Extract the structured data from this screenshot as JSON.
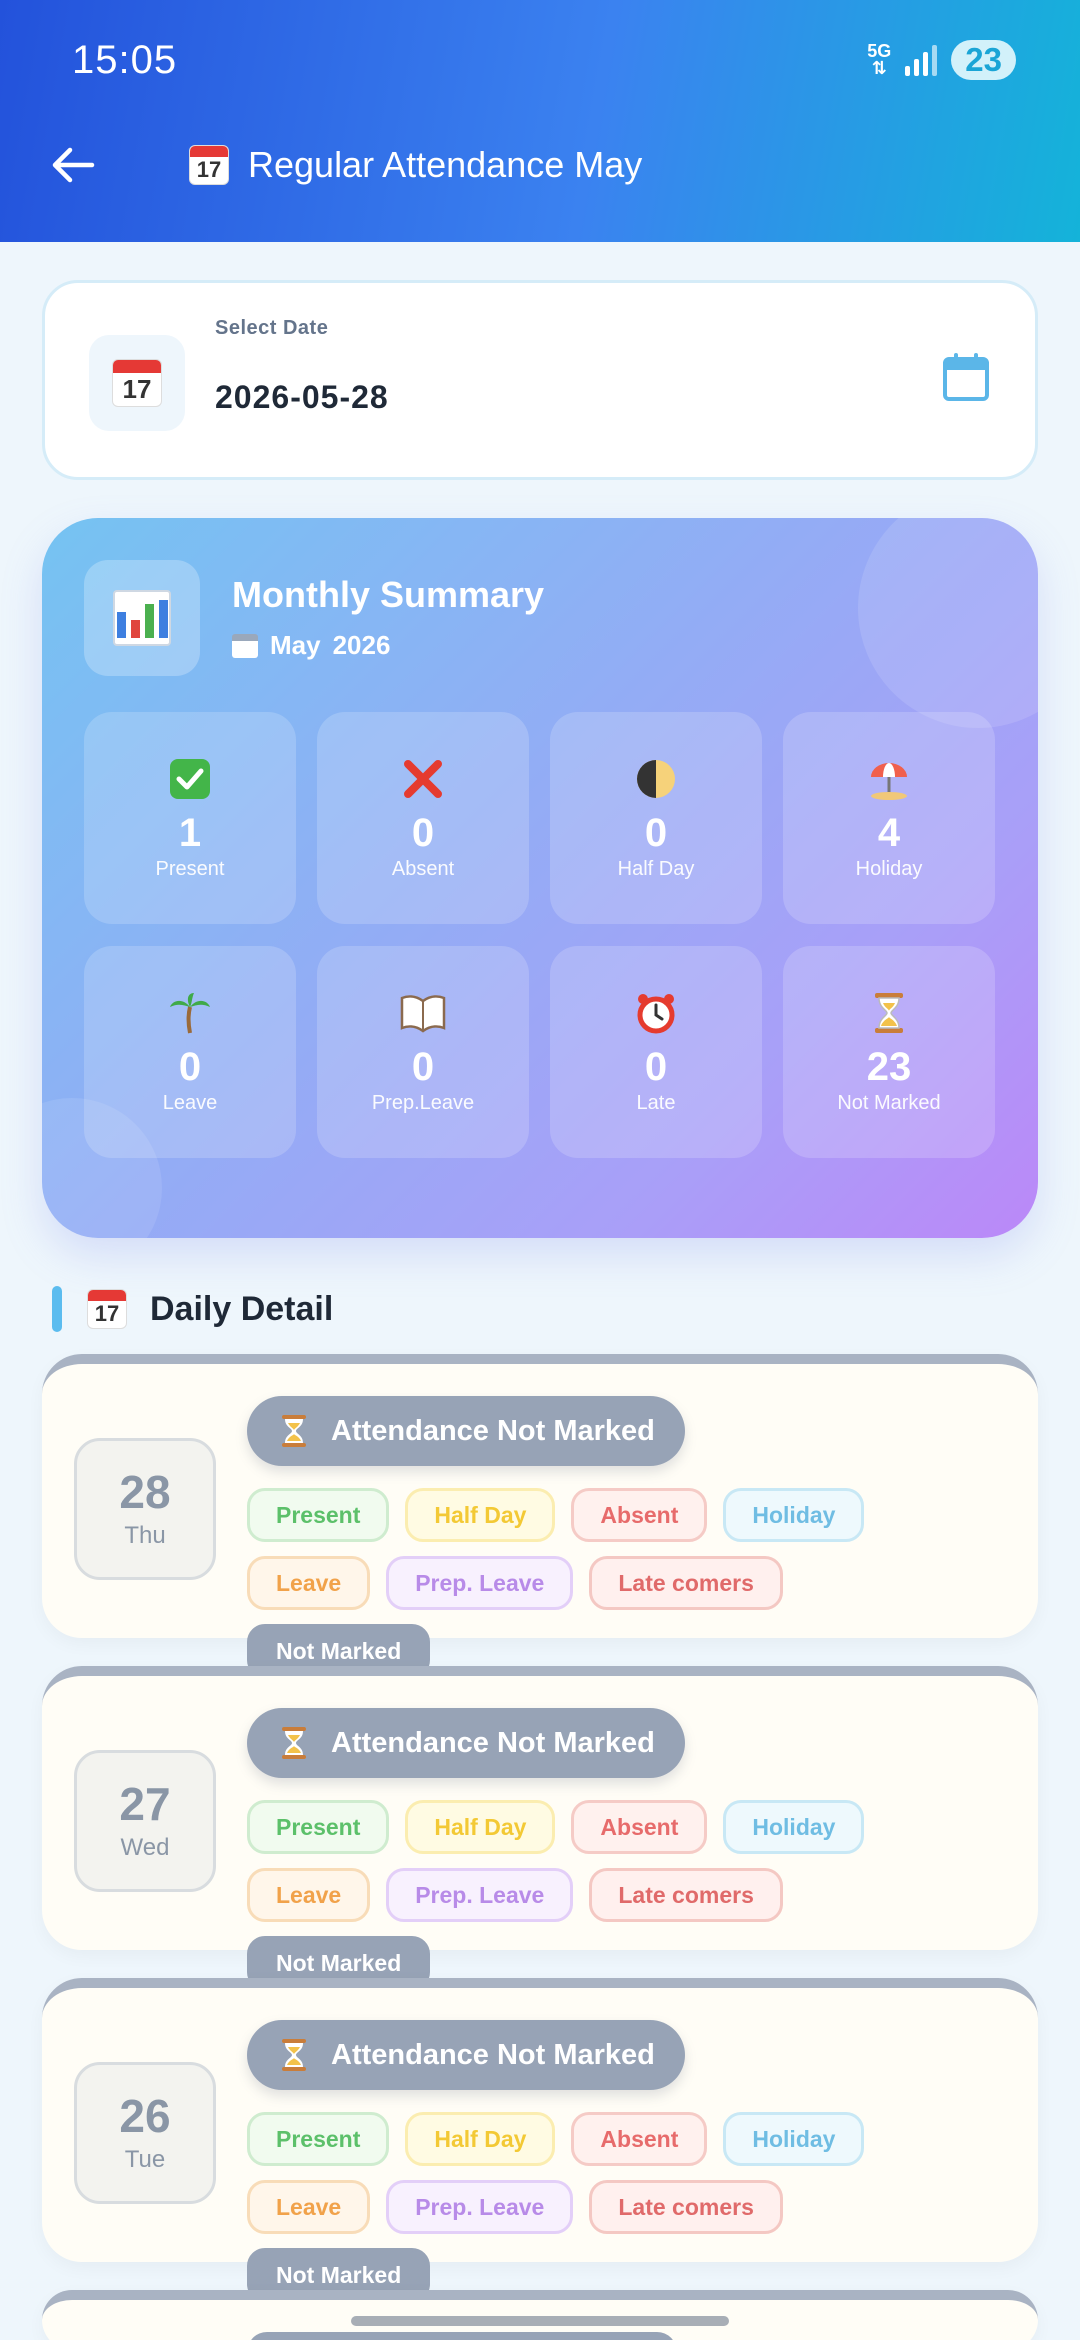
{
  "status_bar": {
    "time": "15:05",
    "network": "5G",
    "battery": "23"
  },
  "header": {
    "title": "Regular Attendance May",
    "icon": "calendar-emoji-icon",
    "calendar_day": "17"
  },
  "date_picker": {
    "label": "Select Date",
    "value": "2026-05-28"
  },
  "summary": {
    "title": "Monthly Summary",
    "month": "May",
    "year": "2026",
    "stats": [
      {
        "icon": "check-icon",
        "value": "1",
        "label": "Present"
      },
      {
        "icon": "cross-icon",
        "value": "0",
        "label": "Absent"
      },
      {
        "icon": "half-moon-icon",
        "value": "0",
        "label": "Half Day"
      },
      {
        "icon": "beach-umbrella-icon",
        "value": "4",
        "label": "Holiday"
      },
      {
        "icon": "palm-tree-icon",
        "value": "0",
        "label": "Leave"
      },
      {
        "icon": "book-icon",
        "value": "0",
        "label": "Prep.Leave"
      },
      {
        "icon": "alarm-clock-icon",
        "value": "0",
        "label": "Late"
      },
      {
        "icon": "hourglass-icon",
        "value": "23",
        "label": "Not Marked"
      }
    ]
  },
  "daily_detail": {
    "title": "Daily Detail",
    "options": [
      "Present",
      "Half Day",
      "Absent",
      "Holiday",
      "Leave",
      "Prep. Leave",
      "Late comers",
      "Not Marked"
    ],
    "days": [
      {
        "day": "28",
        "weekday": "Thu",
        "status": "Attendance Not Marked"
      },
      {
        "day": "27",
        "weekday": "Wed",
        "status": "Attendance Not Marked"
      },
      {
        "day": "26",
        "weekday": "Tue",
        "status": "Attendance Not Marked"
      }
    ]
  },
  "colors": {
    "header_start": "#2352db",
    "header_end": "#14b3d9",
    "not_marked": "#97a3b6",
    "accent": "#5bbcef"
  }
}
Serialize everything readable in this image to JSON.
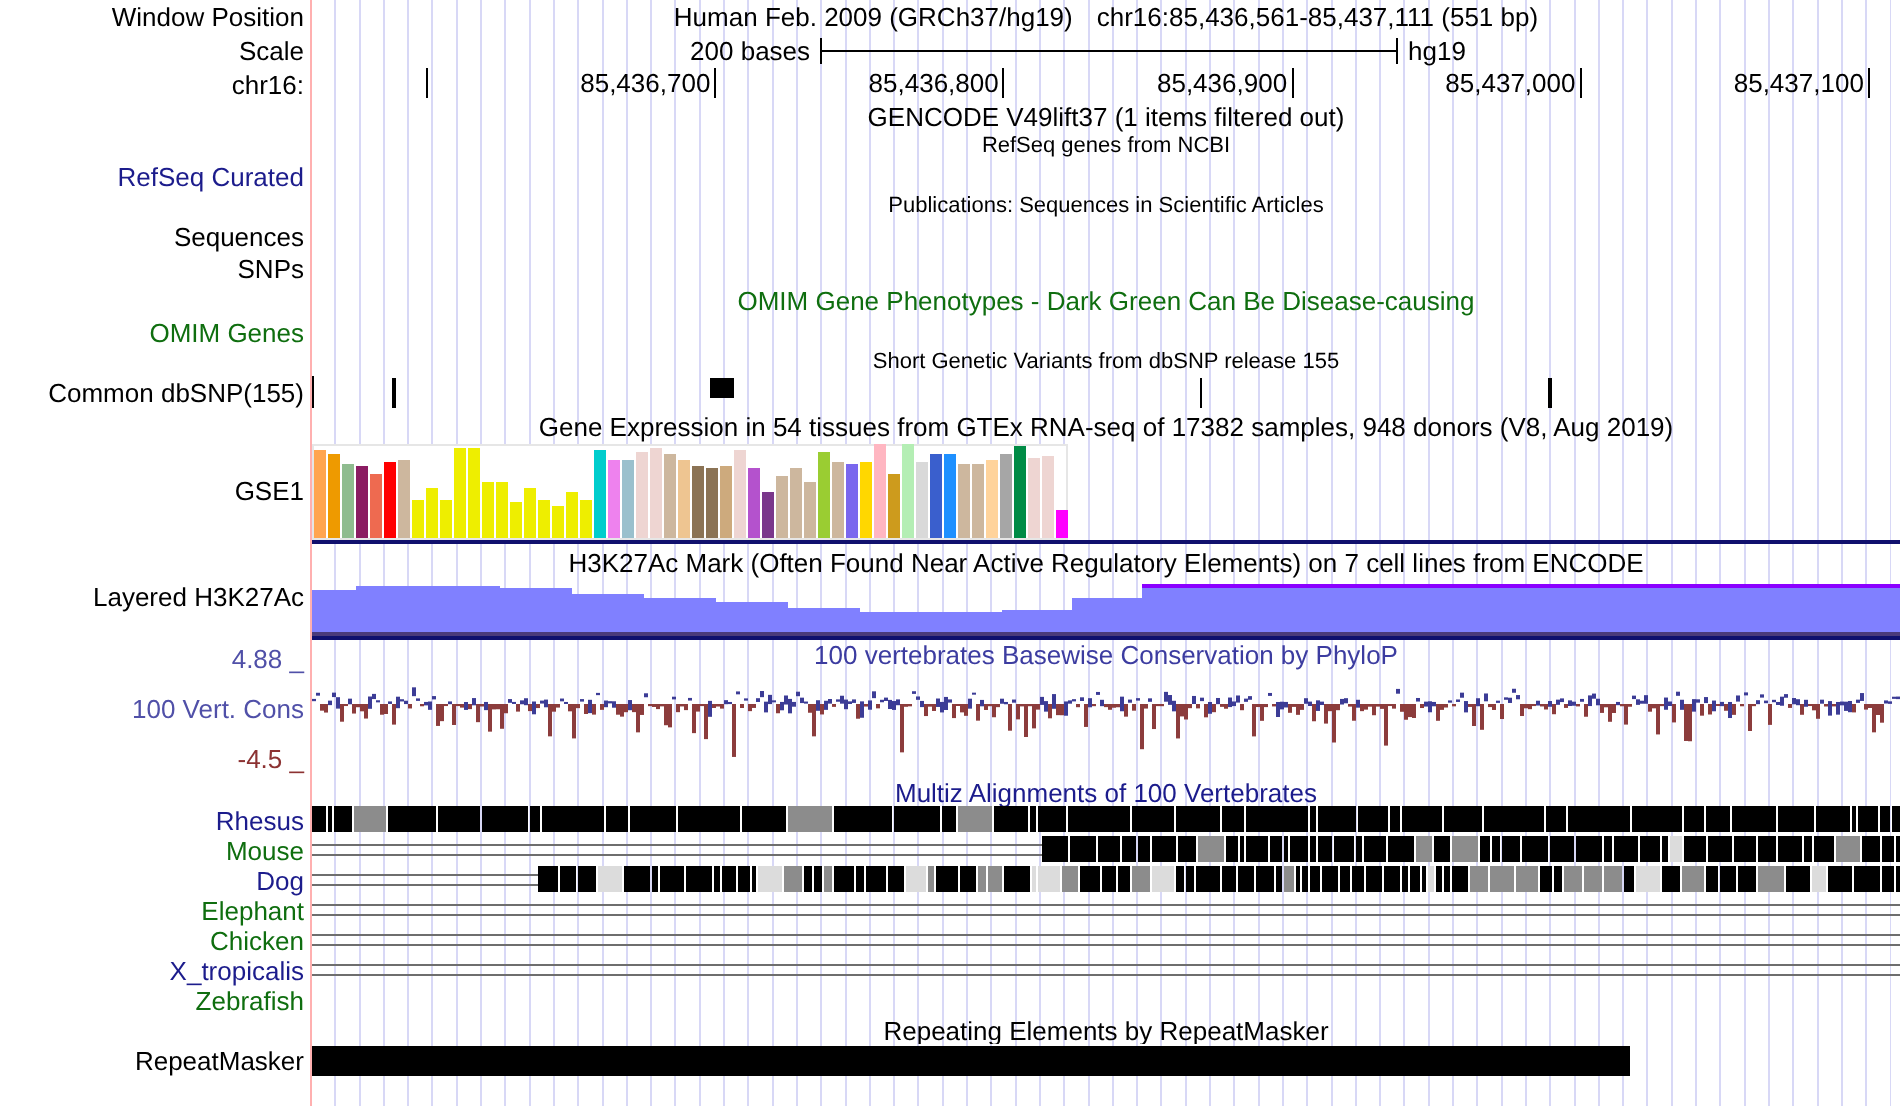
{
  "position": {
    "label": "Window Position",
    "assembly": "Human Feb. 2009 (GRCh37/hg19)",
    "range": "chr16:85,436,561-85,437,111 (551 bp)"
  },
  "scale": {
    "label": "Scale",
    "length": "200 bases",
    "assembly": "hg19"
  },
  "ruler": {
    "label": "chr16:",
    "ticks": [
      "85,436,700",
      "85,436,800",
      "85,436,900",
      "85,437,000",
      "85,437,100"
    ]
  },
  "gencode": {
    "title": "GENCODE V49lift37 (1 items filtered out)"
  },
  "refseq": {
    "title": "RefSeq genes from NCBI",
    "label": "RefSeq Curated",
    "color": "#1c1c8c"
  },
  "publications": {
    "title": "Publications: Sequences in Scientific Articles",
    "labels": [
      "Sequences",
      "SNPs"
    ]
  },
  "omim": {
    "title": "OMIM Gene Phenotypes - Dark Green Can Be Disease-causing",
    "label": "OMIM Genes",
    "color": "#0f6e0f"
  },
  "dbsnp": {
    "title": "Short Genetic Variants from dbSNP release 155",
    "label": "Common dbSNP(155)"
  },
  "gtex": {
    "title": "Gene Expression in 54 tissues from GTEx RNA-seq of 17382 samples, 948 donors (V8, Aug 2019)",
    "label": "GSE1"
  },
  "h3k27ac": {
    "title": "H3K27Ac Mark (Often Found Near Active Regulatory Elements) on 7 cell lines from ENCODE",
    "label": "Layered H3K27Ac"
  },
  "conservation": {
    "title": "100 vertebrates Basewise Conservation by PhyloP",
    "label": "100 Vert. Cons",
    "max": "4.88 _",
    "min": "-4.5 _"
  },
  "multiz": {
    "title": "Multiz Alignments of 100 Vertebrates",
    "species": [
      {
        "name": "Rhesus",
        "color": "#1c1c8c",
        "kind": "full"
      },
      {
        "name": "Mouse",
        "color": "#0f6e0f",
        "kind": "partial"
      },
      {
        "name": "Dog",
        "color": "#1c1c8c",
        "kind": "partial"
      },
      {
        "name": "Elephant",
        "color": "#0f6e0f",
        "kind": "lines"
      },
      {
        "name": "Chicken",
        "color": "#0f6e0f",
        "kind": "lines"
      },
      {
        "name": "X_tropicalis",
        "color": "#1c1c8c",
        "kind": "lines"
      },
      {
        "name": "Zebrafish",
        "color": "#0f6e0f",
        "kind": "none"
      }
    ]
  },
  "repeatmasker": {
    "title": "Repeating Elements by RepeatMasker",
    "label": "RepeatMasker"
  }
}
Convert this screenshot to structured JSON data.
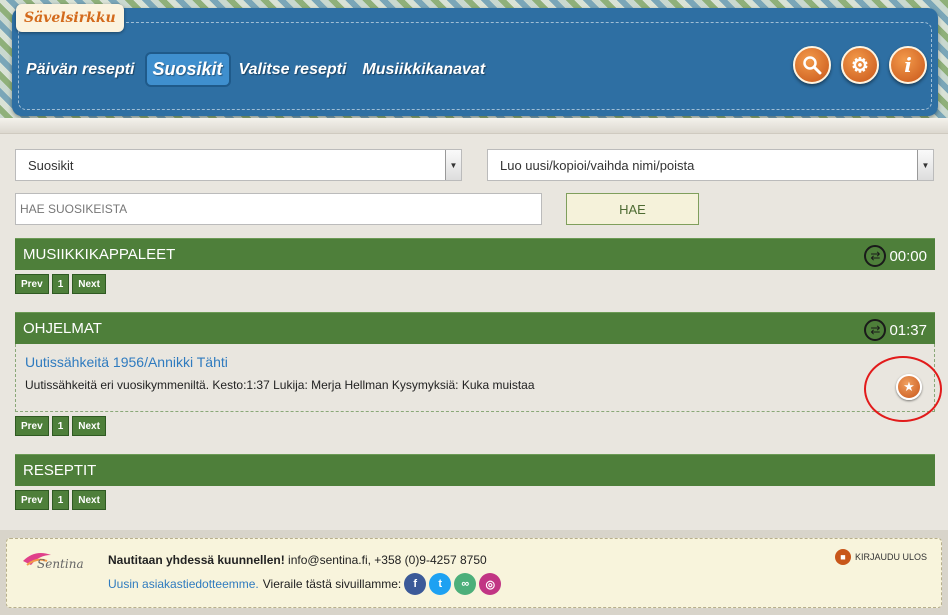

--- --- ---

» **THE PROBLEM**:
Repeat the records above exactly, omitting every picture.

» **RESPONSE FOR THIS EXERCISE**:
Extract the structured data from this screenshot as JSON.
{
  "status_bar": {
    "time": "15:05",
    "network": "5G",
    "battery": "23"
  },
  "header": {
    "title": "Regular Attendance May",
    "icon": "calendar-emoji-icon",
    "calendar_day": "17"
  },
  "date_picker": {
    "label": "Select Date",
    "value": "2026-05-28"
  },
  "summary": {
    "title": "Monthly Summary",
    "month": "May",
    "year": "2026",
    "stats": [
      {
        "icon": "check-icon",
        "value": "1",
        "label": "Present"
      },
      {
        "icon": "cross-icon",
        "value": "0",
        "label": "Absent"
      },
      {
        "icon": "half-moon-icon",
        "value": "0",
        "label": "Half Day"
      },
      {
        "icon": "beach-umbrella-icon",
        "value": "4",
        "label": "Holiday"
      },
      {
        "icon": "palm-tree-icon",
        "value": "0",
        "label": "Leave"
      },
      {
        "icon": "book-icon",
        "value": "0",
        "label": "Prep.Leave"
      },
      {
        "icon": "alarm-clock-icon",
        "value": "0",
        "label": "Late"
      },
      {
        "icon": "hourglass-icon",
        "value": "23",
        "label": "Not Marked"
      }
    ]
  },
  "daily_detail": {
    "title": "Daily Detail",
    "options": [
      "Present",
      "Half Day",
      "Absent",
      "Holiday",
      "Leave",
      "Prep. Leave",
      "Late comers",
      "Not Marked"
    ],
    "days": [
      {
        "day": "28",
        "weekday": "Thu",
        "status": "Attendance Not Marked"
      },
      {
        "day": "27",
        "weekday": "Wed",
        "status": "Attendance Not Marked"
      },
      {
        "day": "26",
        "weekday": "Tue",
        "status": "Attendance Not Marked"
      }
    ]
  },
  "colors": {
    "header_start": "#2352db",
    "header_end": "#14b3d9",
    "not_marked": "#97a3b6",
    "accent": "#5bbcef"
  }
}
Serialize everything readable in this image to JSON.
{
  "position": {
    "label": "Window Position",
    "assembly": "Human Feb. 2009 (GRCh37/hg19)",
    "range": "chr16:85,436,561-85,437,111 (551 bp)"
  },
  "scale": {
    "label": "Scale",
    "length": "200 bases",
    "assembly": "hg19"
  },
  "ruler": {
    "label": "chr16:",
    "ticks": [
      "85,436,700",
      "85,436,800",
      "85,436,900",
      "85,437,000",
      "85,437,100"
    ]
  },
  "gencode": {
    "title": "GENCODE V49lift37 (1 items filtered out)"
  },
  "refseq": {
    "title": "RefSeq genes from NCBI",
    "label": "RefSeq Curated",
    "color": "#1c1c8c"
  },
  "publications": {
    "title": "Publications: Sequences in Scientific Articles",
    "labels": [
      "Sequences",
      "SNPs"
    ]
  },
  "omim": {
    "title": "OMIM Gene Phenotypes - Dark Green Can Be Disease-causing",
    "label": "OMIM Genes",
    "color": "#0f6e0f"
  },
  "dbsnp": {
    "title": "Short Genetic Variants from dbSNP release 155",
    "label": "Common dbSNP(155)"
  },
  "gtex": {
    "title": "Gene Expression in 54 tissues from GTEx RNA-seq of 17382 samples, 948 donors (V8, Aug 2019)",
    "label": "GSE1"
  },
  "h3k27ac": {
    "title": "H3K27Ac Mark (Often Found Near Active Regulatory Elements) on 7 cell lines from ENCODE",
    "label": "Layered H3K27Ac"
  },
  "conservation": {
    "title": "100 vertebrates Basewise Conservation by PhyloP",
    "label": "100 Vert. Cons",
    "max": "4.88 _",
    "min": "-4.5 _"
  },
  "multiz": {
    "title": "Multiz Alignments of 100 Vertebrates",
    "species": [
      {
        "name": "Rhesus",
        "color": "#1c1c8c",
        "kind": "full"
      },
      {
        "name": "Mouse",
        "color": "#0f6e0f",
        "kind": "partial"
      },
      {
        "name": "Dog",
        "color": "#1c1c8c",
        "kind": "partial"
      },
      {
        "name": "Elephant",
        "color": "#0f6e0f",
        "kind": "lines"
      },
      {
        "name": "Chicken",
        "color": "#0f6e0f",
        "kind": "lines"
      },
      {
        "name": "X_tropicalis",
        "color": "#1c1c8c",
        "kind": "lines"
      },
      {
        "name": "Zebrafish",
        "color": "#0f6e0f",
        "kind": "none"
      }
    ]
  },
  "repeatmasker": {
    "title": "Repeating Elements by RepeatMasker",
    "label": "RepeatMasker"
  }
}
Convert this screenshot to structured JSON data.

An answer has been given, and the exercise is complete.